Seeing Someone Who Has Been Married Before
Similar to above, those conversations about finances are even more important if there’s been a previous marriage or children. Is your new partner dependent on someone else’s income? Or maybe they are the sole provider for someone else that they’re no longer in a legal relationship with? Where children are also involved this can lead to even more complications if you leave the financial situation to fester.
If someone has been married before, the main thing you need to know is if they are actually divorced yet and what the parting financial arrangements are. Make sure this happens prior to taking on any joint debt or credit arrangements and linking your finances in any other way like opening a joint bank account. You need to know exactly what you are or could be liable for.
Ask whether there is a clean break agreement in place? This leaves each party free from each other’s financial situations should one inherit a sum of money or have a lottery win in the future. They get to keep 100% of the money and not be liable to share it with anyone else.
If they don’t have one of these in place, get an understanding of the terms they have divorced under. Are they still paying spousal maintenance or have they agreed a lump sum at the point of divorce? Likewise, if they’re currently in receipt of spousal support, this is likely to end if you formally get together with this person and it’s worth asking them if are they ready and willing to accept this?
If there are children involved, is either party paying child maintenance? Hopefully, by this point you know the age of the children and how long there is still left for this formal payment to be made but obviously, parental responsibility doesn’t just stop when a child becomes an adult. In fact, then the bank of mum and dad can be even more costly! But whilst they’re at home there are little things which can really add up. If you have more children than them or your little ones spend more time in your house than there’s do, have you talked about how you’re going to split the cost of grocery shopping for instance?
There’s no right or wrong way to do any of financial blending but being fully informed is crucial and you only get that through transparency. Be kind to yourself, even if you find talking about money awkward at the beginning. I promise you’ll feel much better for it afterwards.
Leading on from the above, whether you’re in a relationship or not, taking time to know where your financial boundaries are is super important for your financial and general wellbeing.
If it’s getting towards the end of the month and things are a bit tight for you but your friends are suggesting another takeaway or your partner is wanting to slide an extra bottle of prosecco into the trolley with the weekly shop, you need to be confident enough to say no.
It’s okay to be selfish but there’s an art to it so you don’t become unlikable! The key is knowing and living your values. If you know you want to stay in the black, stay out of debt and you value being able to afford your summer holiday more than an extra bottle of wine then just live and breathe these values and you’ll probably attract someone similiar whilst you’re doing it!

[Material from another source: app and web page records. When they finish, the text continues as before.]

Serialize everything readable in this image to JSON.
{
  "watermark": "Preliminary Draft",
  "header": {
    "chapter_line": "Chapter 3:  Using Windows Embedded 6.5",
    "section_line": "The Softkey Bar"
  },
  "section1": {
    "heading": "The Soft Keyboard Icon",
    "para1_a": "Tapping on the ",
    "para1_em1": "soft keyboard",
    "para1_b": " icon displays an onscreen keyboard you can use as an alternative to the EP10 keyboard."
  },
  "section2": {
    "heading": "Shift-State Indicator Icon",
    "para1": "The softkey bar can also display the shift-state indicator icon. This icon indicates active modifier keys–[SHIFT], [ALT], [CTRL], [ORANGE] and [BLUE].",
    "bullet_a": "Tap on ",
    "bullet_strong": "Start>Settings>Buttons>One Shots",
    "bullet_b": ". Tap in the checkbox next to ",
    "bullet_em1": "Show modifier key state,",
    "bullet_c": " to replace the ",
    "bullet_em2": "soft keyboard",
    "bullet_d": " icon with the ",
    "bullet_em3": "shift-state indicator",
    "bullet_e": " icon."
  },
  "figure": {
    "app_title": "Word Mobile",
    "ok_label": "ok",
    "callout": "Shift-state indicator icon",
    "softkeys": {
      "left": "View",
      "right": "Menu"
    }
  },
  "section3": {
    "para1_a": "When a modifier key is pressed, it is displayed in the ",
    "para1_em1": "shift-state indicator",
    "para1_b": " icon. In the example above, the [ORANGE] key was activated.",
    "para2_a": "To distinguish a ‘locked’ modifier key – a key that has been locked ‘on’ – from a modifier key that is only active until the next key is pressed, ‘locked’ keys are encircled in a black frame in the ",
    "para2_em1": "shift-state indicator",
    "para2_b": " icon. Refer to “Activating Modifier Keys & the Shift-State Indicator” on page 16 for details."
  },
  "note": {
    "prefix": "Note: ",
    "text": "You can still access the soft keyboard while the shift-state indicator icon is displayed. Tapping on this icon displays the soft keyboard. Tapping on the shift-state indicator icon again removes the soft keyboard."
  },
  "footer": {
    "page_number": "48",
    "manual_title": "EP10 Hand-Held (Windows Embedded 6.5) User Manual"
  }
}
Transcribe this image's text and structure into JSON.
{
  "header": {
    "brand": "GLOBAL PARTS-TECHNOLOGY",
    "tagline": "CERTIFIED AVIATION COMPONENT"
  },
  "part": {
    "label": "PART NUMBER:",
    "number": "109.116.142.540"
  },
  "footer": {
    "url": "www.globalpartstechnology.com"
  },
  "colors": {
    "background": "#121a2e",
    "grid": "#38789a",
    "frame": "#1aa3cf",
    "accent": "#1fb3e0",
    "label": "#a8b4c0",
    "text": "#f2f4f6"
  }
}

This is probably where a bubble bath with bath bomb and a face mask can come into play with your financial wellbeing. By taking some time to yourself and switching off from “real life” you can figure out exactly what your values are and what your financial goals need to be. Then you’ll find the joy of being selfish and the confidence in saying no will follow.
Anyone who is worth your time will respect your boundaries and buy themselves another month in your company!
Disclosure – This post is written in collaboration with Park Christmas Savings and contains affiliate links.